Tally how many lines in the data hold the word "Auto", and give the result with no other text.

* _INPUT DATA_:

· · ·

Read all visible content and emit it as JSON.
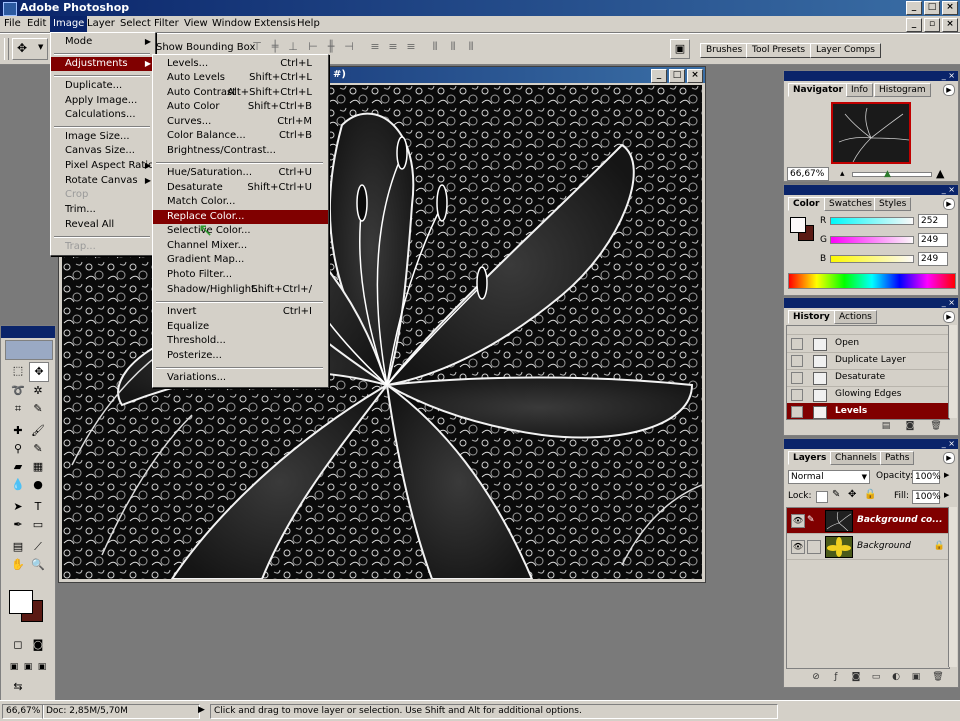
{
  "app": {
    "title": "Adobe Photoshop",
    "window_buttons": [
      "_",
      "□",
      "×"
    ]
  },
  "menubar": [
    "File",
    "Edit",
    "Image",
    "Layer",
    "Select",
    "Filter",
    "View",
    "Window",
    "Extensis",
    "Help"
  ],
  "optionsbar": {
    "show_bounding_box": "Show Bounding Box"
  },
  "palette_well": {
    "brushes": "Brushes",
    "tool_presets": "Tool Presets",
    "layer_comps": "Layer Comps"
  },
  "document": {
    "title_fragment": "#)"
  },
  "image_menu": {
    "items": [
      {
        "label": "Mode",
        "submenu": true
      },
      {
        "label": "Adjustments",
        "submenu": true,
        "highlighted": true
      },
      {
        "label": "Duplicate..."
      },
      {
        "label": "Apply Image..."
      },
      {
        "label": "Calculations..."
      },
      {
        "label": "Image Size..."
      },
      {
        "label": "Canvas Size..."
      },
      {
        "label": "Pixel Aspect Ratio",
        "submenu": true
      },
      {
        "label": "Rotate Canvas",
        "submenu": true
      },
      {
        "label": "Crop",
        "disabled": true
      },
      {
        "label": "Trim..."
      },
      {
        "label": "Reveal All"
      },
      {
        "label": "Trap...",
        "disabled": true
      }
    ]
  },
  "adjustments_menu": {
    "items": [
      {
        "label": "Levels...",
        "shortcut": "Ctrl+L"
      },
      {
        "label": "Auto Levels",
        "shortcut": "Shift+Ctrl+L"
      },
      {
        "label": "Auto Contrast",
        "shortcut": "Alt+Shift+Ctrl+L"
      },
      {
        "label": "Auto Color",
        "shortcut": "Shift+Ctrl+B"
      },
      {
        "label": "Curves...",
        "shortcut": "Ctrl+M"
      },
      {
        "label": "Color Balance...",
        "shortcut": "Ctrl+B"
      },
      {
        "label": "Brightness/Contrast...",
        "shortcut": ""
      },
      {
        "label": "Hue/Saturation...",
        "shortcut": "Ctrl+U"
      },
      {
        "label": "Desaturate",
        "shortcut": "Shift+Ctrl+U"
      },
      {
        "label": "Match Color...",
        "shortcut": ""
      },
      {
        "label": "Replace Color...",
        "shortcut": "",
        "highlighted": true
      },
      {
        "label": "Selective Color...",
        "shortcut": ""
      },
      {
        "label": "Channel Mixer...",
        "shortcut": ""
      },
      {
        "label": "Gradient Map...",
        "shortcut": ""
      },
      {
        "label": "Photo Filter...",
        "shortcut": ""
      },
      {
        "label": "Shadow/Highlight...",
        "shortcut": "Shift+Ctrl+/"
      },
      {
        "label": "Invert",
        "shortcut": "Ctrl+I"
      },
      {
        "label": "Equalize",
        "shortcut": ""
      },
      {
        "label": "Threshold...",
        "shortcut": ""
      },
      {
        "label": "Posterize...",
        "shortcut": ""
      },
      {
        "label": "Variations...",
        "shortcut": ""
      }
    ]
  },
  "navigator": {
    "tabs": [
      "Navigator",
      "Info",
      "Histogram"
    ],
    "zoom": "66,67%"
  },
  "color": {
    "tabs": [
      "Color",
      "Swatches",
      "Styles"
    ],
    "r_label": "R",
    "g_label": "G",
    "b_label": "B",
    "r": "252",
    "g": "249",
    "b": "249"
  },
  "history": {
    "tabs": [
      "History",
      "Actions"
    ],
    "steps": [
      "Open",
      "Duplicate Layer",
      "Desaturate",
      "Glowing Edges",
      "Levels"
    ],
    "selected": "Levels"
  },
  "layers": {
    "tabs": [
      "Layers",
      "Channels",
      "Paths"
    ],
    "blend_mode": "Normal",
    "opacity_label": "Opacity:",
    "opacity": "100%",
    "lock_label": "Lock:",
    "fill_label": "Fill:",
    "fill": "100%",
    "items": [
      {
        "name": "Background co...",
        "selected": true
      },
      {
        "name": "Background",
        "selected": false
      }
    ]
  },
  "status": {
    "zoom": "66,67%",
    "doc": "Doc: 2,85M/5,70M",
    "hint": "Click and drag to move layer or selection.  Use Shift and Alt for additional options."
  },
  "colors": {
    "accent_highlight": "#800000",
    "titlebar": "#0a246a",
    "panel": "#d4d0c8"
  }
}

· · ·

* _FINISHED EXERCISE_:
3